In 2012, the Mayor of Gibraltar, Anthony Lima, made the news when he announced that he was inviting the Hindu community into Gibraltar City Hall to celebrate the Hindu festival of Deepavali.[7]

Deities and worship[edit]

Temple altar with Rama at its centre

The presiding deity of the temple is Rama along with his consort Sita, brother Laxman and Hanuman, ardent devotee of Rama. Besides the main altar at front, there are four other small shrines, which include Vishnu-Lakshmi, Jhulelal, iṣṭa-devatā of Sindhi people, Shiva-Parvati with their younger son Ganesha and Radha Krishna. The temple also has statues of Guru Nanak, the founder of Sikhism and the first of the ten Sikh Gurus, Durga, fierce form of Devi and Sai Baba of Shirdi.[8]

The daily aarti is performed at 7:30 pm. Sathya Sai Baba satsanga and mantras chanting are part of the regular activities of the temple.[9] Shri Satyanarayan Katha is observed on the full moon day (Purnima) of every month.[9] In this religious ritual, the priest recite the katha, which is dedicated to Satyanarayan, a benevolent manifestation of Vishnu.[10]

Study classes[edit]

The temple conducts theological classes related to Hindu culture and Hindu scriptures. International Society for Krishna Consciousness also held a monthly Bhagvad Gita class. An hour-long Vedanta study group is conducted on Wednesdays.[11]

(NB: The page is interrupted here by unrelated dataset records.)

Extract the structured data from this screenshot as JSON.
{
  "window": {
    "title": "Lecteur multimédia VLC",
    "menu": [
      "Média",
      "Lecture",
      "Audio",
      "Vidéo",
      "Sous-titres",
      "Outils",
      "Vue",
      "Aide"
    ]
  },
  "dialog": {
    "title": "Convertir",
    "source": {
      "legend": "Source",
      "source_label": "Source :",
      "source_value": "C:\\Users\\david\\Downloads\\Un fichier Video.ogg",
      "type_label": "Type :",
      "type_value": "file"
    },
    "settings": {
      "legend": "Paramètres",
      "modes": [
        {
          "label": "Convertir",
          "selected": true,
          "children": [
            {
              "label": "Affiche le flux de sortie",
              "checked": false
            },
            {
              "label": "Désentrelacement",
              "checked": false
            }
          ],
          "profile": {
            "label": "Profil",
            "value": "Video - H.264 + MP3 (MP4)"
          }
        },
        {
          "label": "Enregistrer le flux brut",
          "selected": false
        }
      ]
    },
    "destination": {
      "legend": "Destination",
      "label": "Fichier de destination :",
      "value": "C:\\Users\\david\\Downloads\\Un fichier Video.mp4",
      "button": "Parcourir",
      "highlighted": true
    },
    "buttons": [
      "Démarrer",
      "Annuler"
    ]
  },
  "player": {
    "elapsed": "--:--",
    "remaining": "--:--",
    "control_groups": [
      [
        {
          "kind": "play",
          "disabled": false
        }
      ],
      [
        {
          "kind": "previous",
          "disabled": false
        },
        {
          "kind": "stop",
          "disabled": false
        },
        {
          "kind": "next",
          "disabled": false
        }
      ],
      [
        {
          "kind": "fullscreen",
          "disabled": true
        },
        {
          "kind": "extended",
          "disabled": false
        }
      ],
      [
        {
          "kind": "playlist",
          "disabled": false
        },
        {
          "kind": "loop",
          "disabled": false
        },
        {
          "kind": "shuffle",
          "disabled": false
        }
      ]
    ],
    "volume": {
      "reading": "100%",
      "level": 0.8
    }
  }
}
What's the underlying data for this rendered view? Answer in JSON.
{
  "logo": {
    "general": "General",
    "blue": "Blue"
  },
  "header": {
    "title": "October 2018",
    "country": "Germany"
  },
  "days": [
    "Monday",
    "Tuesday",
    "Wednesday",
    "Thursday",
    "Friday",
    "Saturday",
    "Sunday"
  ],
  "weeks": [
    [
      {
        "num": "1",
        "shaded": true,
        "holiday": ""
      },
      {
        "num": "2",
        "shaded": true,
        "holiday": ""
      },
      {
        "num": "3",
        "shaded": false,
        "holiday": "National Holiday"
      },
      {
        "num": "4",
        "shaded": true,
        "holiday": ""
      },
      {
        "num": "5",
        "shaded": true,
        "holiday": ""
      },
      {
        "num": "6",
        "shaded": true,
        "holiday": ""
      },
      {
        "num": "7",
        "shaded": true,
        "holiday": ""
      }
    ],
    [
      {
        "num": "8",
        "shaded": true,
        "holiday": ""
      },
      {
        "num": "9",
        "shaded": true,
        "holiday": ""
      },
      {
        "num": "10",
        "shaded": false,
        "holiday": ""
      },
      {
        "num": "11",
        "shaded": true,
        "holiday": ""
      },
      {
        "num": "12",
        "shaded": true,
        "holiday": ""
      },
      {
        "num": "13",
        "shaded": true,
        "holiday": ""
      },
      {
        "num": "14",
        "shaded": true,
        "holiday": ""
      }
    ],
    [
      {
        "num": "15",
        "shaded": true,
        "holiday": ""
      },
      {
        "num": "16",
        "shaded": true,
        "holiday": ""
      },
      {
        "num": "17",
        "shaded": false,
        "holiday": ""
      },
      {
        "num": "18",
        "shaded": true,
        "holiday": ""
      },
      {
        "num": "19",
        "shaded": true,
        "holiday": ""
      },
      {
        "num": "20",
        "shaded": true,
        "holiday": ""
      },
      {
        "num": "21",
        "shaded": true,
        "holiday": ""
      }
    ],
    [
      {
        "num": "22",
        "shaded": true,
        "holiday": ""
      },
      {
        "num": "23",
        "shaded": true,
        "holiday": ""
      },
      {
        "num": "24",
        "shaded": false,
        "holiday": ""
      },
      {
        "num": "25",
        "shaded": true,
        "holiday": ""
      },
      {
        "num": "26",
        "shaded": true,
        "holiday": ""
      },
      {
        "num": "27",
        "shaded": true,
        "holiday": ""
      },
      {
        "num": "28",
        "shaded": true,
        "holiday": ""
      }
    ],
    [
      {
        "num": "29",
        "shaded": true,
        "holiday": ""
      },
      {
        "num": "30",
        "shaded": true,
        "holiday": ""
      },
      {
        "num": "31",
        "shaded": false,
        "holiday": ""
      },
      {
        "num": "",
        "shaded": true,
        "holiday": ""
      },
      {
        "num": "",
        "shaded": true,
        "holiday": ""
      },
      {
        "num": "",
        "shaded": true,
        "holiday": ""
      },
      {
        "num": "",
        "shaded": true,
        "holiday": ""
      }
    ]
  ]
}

  1. ^ "Flag of Gibraltar". GeoNova Flags via HighBeam Research. 1 August 2007. Archived from the original on 24 September 2015. Retrieved 12 November 2012.(subscription required)
  2. ^ a b c Archer, Edward G. (2006). Gibraltar, identity and empire. London: Routledge. p. 45. ISBN 9780415347969.
  3. ^ Cahoon, Ben (2000). "Gibraltar". WorldStatesmen. Retrieved 12 November 2012.
  4. ^ "Gibraltar Attractions – Historical Places of Worship". Retrieved 12 November 2012.
  5. ^ Google (15 December 2012). "Gibraltar Hindu Temple" (Map). Google Maps. Google. Retrieved 15 December 2012.
  6. ^ a b "Gibraltar Hindu Temple Inauguration Plaque." Wikimedia Commons, n.d. Web. 15 December 2012.
  7. ^ "Hindu laud Gibraltar Mayor". Bharat Press. Indian News Media. 12 November 2012. Retrieved 24 December 2012.
  8. ^ "Virtual Tour". Retrieved 12 December 2012.
  9. ^ a b "Events – Regular Events". Retrieved 12 December 2012.
  10. ^ Charles F. Keyes; E. Valentine Daniel (1983). Karma: An Anthropological Inquiry. University of California Press. p. 153. ISBN 978-0-520-04429-6. Retrieved 12 December 2012.
  11. ^ "Events – Regular Study Classes". Retrieved 12 December 2012.

External links[edit]